Exercise brief -
Would you please set down the lines of the data from the one containing "Transcribe this image's" to the final line, exactly and only those?

(Dataset entries)
※ ※ ※
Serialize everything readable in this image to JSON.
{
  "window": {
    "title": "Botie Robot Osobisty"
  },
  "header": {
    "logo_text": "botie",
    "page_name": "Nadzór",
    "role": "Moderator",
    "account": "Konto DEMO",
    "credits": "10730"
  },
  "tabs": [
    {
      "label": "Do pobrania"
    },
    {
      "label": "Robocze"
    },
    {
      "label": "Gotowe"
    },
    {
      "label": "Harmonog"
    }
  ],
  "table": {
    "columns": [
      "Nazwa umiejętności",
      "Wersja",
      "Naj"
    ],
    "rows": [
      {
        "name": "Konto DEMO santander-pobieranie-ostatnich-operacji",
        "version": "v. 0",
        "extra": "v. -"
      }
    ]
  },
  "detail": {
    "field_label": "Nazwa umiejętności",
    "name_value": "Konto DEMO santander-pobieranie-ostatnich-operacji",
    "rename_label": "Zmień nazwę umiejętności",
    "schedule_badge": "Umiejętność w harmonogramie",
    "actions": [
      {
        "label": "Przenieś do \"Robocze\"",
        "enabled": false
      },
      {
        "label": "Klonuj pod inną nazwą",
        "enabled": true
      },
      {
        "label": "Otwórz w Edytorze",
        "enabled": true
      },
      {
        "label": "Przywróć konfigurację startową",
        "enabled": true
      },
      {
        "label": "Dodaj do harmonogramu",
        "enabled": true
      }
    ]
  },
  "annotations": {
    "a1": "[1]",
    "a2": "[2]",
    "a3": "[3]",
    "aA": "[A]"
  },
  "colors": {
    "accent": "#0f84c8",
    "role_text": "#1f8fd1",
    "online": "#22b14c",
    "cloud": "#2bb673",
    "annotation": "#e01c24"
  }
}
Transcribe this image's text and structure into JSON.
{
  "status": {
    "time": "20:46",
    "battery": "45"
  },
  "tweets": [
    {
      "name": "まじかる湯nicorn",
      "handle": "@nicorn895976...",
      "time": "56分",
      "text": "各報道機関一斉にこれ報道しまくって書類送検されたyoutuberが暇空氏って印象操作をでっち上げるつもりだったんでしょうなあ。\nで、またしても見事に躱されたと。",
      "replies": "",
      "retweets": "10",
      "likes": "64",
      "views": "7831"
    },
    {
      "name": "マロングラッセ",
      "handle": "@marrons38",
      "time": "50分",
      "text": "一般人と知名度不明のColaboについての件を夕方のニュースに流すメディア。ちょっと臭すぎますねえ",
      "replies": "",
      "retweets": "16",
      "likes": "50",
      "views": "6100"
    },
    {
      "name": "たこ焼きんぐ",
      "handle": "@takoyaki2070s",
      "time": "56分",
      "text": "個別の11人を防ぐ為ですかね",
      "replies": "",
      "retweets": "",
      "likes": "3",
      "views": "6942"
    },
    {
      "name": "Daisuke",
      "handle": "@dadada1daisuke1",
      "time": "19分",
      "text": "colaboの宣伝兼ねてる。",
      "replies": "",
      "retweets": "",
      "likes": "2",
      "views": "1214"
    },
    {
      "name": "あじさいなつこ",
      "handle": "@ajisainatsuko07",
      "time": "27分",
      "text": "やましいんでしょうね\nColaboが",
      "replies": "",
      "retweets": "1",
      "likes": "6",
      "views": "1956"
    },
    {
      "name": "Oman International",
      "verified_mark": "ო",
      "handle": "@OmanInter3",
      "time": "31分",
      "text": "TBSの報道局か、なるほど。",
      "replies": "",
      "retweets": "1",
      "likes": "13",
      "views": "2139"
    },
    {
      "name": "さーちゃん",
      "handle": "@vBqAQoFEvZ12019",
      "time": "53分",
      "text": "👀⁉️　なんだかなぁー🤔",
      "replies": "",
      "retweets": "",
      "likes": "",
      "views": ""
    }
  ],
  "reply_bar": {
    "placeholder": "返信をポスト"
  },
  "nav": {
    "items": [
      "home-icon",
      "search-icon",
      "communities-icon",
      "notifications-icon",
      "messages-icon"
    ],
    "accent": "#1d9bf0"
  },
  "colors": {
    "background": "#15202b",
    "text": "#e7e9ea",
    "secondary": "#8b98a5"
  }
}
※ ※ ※
Response to this exercise -
Transcribe this image's text and structure into JSON.
{
  "status": {
    "time": "20:46",
    "battery": "45"
  },
  "tweets": [
    {
      "name": "まじかる湯nicorn",
      "handle": "@nicorn895976...",
      "time": "56分",
      "text": "各報道機関一斉にこれ報道しまくって書類送検されたyoutuberが暇空氏って印象操作をでっち上げるつもりだったんでしょうなあ。\nで、またしても見事に躱されたと。",
      "replies": "",
      "retweets": "10",
      "likes": "64",
      "views": "7831"
    },
    {
      "name": "マロングラッセ",
      "handle": "@marrons38",
      "time": "50分",
      "text": "一般人と知名度不明のColaboについての件を夕方のニュースに流すメディア。ちょっと臭すぎますねえ",
      "replies": "",
      "retweets": "16",
      "likes": "50",
      "views": "6100"
    },
    {
      "name": "たこ焼きんぐ",
      "handle": "@takoyaki2070s",
      "time": "56分",
      "text": "個別の11人を防ぐ為ですかね",
      "replies": "",
      "retweets": "",
      "likes": "3",
      "views": "6942"
    },
    {
      "name": "Daisuke",
      "handle": "@dadada1daisuke1",
      "time": "19分",
      "text": "colaboの宣伝兼ねてる。",
      "replies": "",
      "retweets": "",
      "likes": "2",
      "views": "1214"
    },
    {
      "name": "あじさいなつこ",
      "handle": "@ajisainatsuko07",
      "time": "27分",
      "text": "やましいんでしょうね\nColaboが",
      "replies": "",
      "retweets": "1",
      "likes": "6",
      "views": "1956"
    },
    {
      "name": "Oman International",
      "verified_mark": "ო",
      "handle": "@OmanInter3",
      "time": "31分",
      "text": "TBSの報道局か、なるほど。",
      "replies": "",
      "retweets": "1",
      "likes": "13",
      "views": "2139"
    },
    {
      "name": "さーちゃん",
      "handle": "@vBqAQoFEvZ12019",
      "time": "53分",
      "text": "👀⁉️　なんだかなぁー🤔",
      "replies": "",
      "retweets": "",
      "likes": "",
      "views": ""
    }
  ],
  "reply_bar": {
    "placeholder": "返信をポスト"
  },
  "nav": {
    "items": [
      "home-icon",
      "search-icon",
      "communities-icon",
      "notifications-icon",
      "messages-icon"
    ],
    "accent": "#1d9bf0"
  },
  "colors": {
    "background": "#15202b",
    "text": "#e7e9ea",
    "secondary": "#8b98a5"
  }
}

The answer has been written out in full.